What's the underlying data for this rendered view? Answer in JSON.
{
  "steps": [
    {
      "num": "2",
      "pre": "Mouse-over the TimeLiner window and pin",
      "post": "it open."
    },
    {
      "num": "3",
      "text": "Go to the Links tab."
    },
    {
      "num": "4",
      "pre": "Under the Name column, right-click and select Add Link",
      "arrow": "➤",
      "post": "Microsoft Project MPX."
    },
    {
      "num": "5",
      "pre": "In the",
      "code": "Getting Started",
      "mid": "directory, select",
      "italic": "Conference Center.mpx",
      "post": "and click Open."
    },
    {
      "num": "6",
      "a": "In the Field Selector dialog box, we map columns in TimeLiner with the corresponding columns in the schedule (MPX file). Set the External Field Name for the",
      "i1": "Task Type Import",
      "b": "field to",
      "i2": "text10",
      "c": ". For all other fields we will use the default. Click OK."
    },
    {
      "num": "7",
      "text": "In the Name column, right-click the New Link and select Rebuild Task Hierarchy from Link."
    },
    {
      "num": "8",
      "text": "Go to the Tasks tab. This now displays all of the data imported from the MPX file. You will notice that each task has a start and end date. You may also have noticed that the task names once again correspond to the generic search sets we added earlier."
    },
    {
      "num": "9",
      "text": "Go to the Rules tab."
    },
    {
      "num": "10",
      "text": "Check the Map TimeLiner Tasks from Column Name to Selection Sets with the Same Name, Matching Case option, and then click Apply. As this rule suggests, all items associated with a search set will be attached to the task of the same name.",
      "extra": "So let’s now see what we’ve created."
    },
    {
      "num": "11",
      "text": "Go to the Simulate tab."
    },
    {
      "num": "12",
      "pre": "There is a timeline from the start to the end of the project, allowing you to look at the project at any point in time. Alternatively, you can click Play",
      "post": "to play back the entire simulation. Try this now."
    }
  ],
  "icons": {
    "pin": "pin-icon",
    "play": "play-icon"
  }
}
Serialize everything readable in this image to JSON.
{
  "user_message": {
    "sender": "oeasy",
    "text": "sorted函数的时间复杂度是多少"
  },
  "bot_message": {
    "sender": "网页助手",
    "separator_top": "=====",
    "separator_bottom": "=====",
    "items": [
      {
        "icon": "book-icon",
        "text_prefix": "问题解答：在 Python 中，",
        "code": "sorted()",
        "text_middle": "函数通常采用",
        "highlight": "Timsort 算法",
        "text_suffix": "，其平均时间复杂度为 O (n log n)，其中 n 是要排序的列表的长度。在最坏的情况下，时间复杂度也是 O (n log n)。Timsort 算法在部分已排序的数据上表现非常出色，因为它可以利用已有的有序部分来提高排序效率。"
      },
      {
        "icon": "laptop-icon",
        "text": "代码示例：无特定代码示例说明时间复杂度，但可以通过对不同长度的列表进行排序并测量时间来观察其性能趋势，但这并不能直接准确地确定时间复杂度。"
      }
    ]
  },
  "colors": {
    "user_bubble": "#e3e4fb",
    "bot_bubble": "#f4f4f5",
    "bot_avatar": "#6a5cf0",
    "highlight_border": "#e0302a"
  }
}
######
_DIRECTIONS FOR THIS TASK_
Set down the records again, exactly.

_OUTPUT OF THE EXERCISE_
What's the underlying data for this rendered view? Answer in JSON.
{
  "steps": [
    {
      "num": "2",
      "pre": "Mouse-over the TimeLiner window and pin",
      "post": "it open."
    },
    {
      "num": "3",
      "text": "Go to the Links tab."
    },
    {
      "num": "4",
      "pre": "Under the Name column, right-click and select Add Link",
      "arrow": "➤",
      "post": "Microsoft Project MPX."
    },
    {
      "num": "5",
      "pre": "In the",
      "code": "Getting Started",
      "mid": "directory, select",
      "italic": "Conference Center.mpx",
      "post": "and click Open."
    },
    {
      "num": "6",
      "a": "In the Field Selector dialog box, we map columns in TimeLiner with the corresponding columns in the schedule (MPX file). Set the External Field Name for the",
      "i1": "Task Type Import",
      "b": "field to",
      "i2": "text10",
      "c": ". For all other fields we will use the default. Click OK."
    },
    {
      "num": "7",
      "text": "In the Name column, right-click the New Link and select Rebuild Task Hierarchy from Link."
    },
    {
      "num": "8",
      "text": "Go to the Tasks tab. This now displays all of the data imported from the MPX file. You will notice that each task has a start and end date. You may also have noticed that the task names once again correspond to the generic search sets we added earlier."
    },
    {
      "num": "9",
      "text": "Go to the Rules tab."
    },
    {
      "num": "10",
      "text": "Check the Map TimeLiner Tasks from Column Name to Selection Sets with the Same Name, Matching Case option, and then click Apply. As this rule suggests, all items associated with a search set will be attached to the task of the same name.",
      "extra": "So let’s now see what we’ve created."
    },
    {
      "num": "11",
      "text": "Go to the Simulate tab."
    },
    {
      "num": "12",
      "pre": "There is a timeline from the start to the end of the project, allowing you to look at the project at any point in time. Alternatively, you can click Play",
      "post": "to play back the entire simulation. Try this now."
    }
  ],
  "icons": {
    "pin": "pin-icon",
    "play": "play-icon"
  }
}
Serialize everything readable in this image to JSON.
{
  "user_message": {
    "sender": "oeasy",
    "text": "sorted函数的时间复杂度是多少"
  },
  "bot_message": {
    "sender": "网页助手",
    "separator_top": "=====",
    "separator_bottom": "=====",
    "items": [
      {
        "icon": "book-icon",
        "text_prefix": "问题解答：在 Python 中，",
        "code": "sorted()",
        "text_middle": "函数通常采用",
        "highlight": "Timsort 算法",
        "text_suffix": "，其平均时间复杂度为 O (n log n)，其中 n 是要排序的列表的长度。在最坏的情况下，时间复杂度也是 O (n log n)。Timsort 算法在部分已排序的数据上表现非常出色，因为它可以利用已有的有序部分来提高排序效率。"
      },
      {
        "icon": "laptop-icon",
        "text": "代码示例：无特定代码示例说明时间复杂度，但可以通过对不同长度的列表进行排序并测量时间来观察其性能趋势，但这并不能直接准确地确定时间复杂度。"
      }
    ]
  },
  "colors": {
    "user_bubble": "#e3e4fb",
    "bot_bubble": "#f4f4f5",
    "bot_avatar": "#6a5cf0",
    "highlight_border": "#e0302a"
  }
}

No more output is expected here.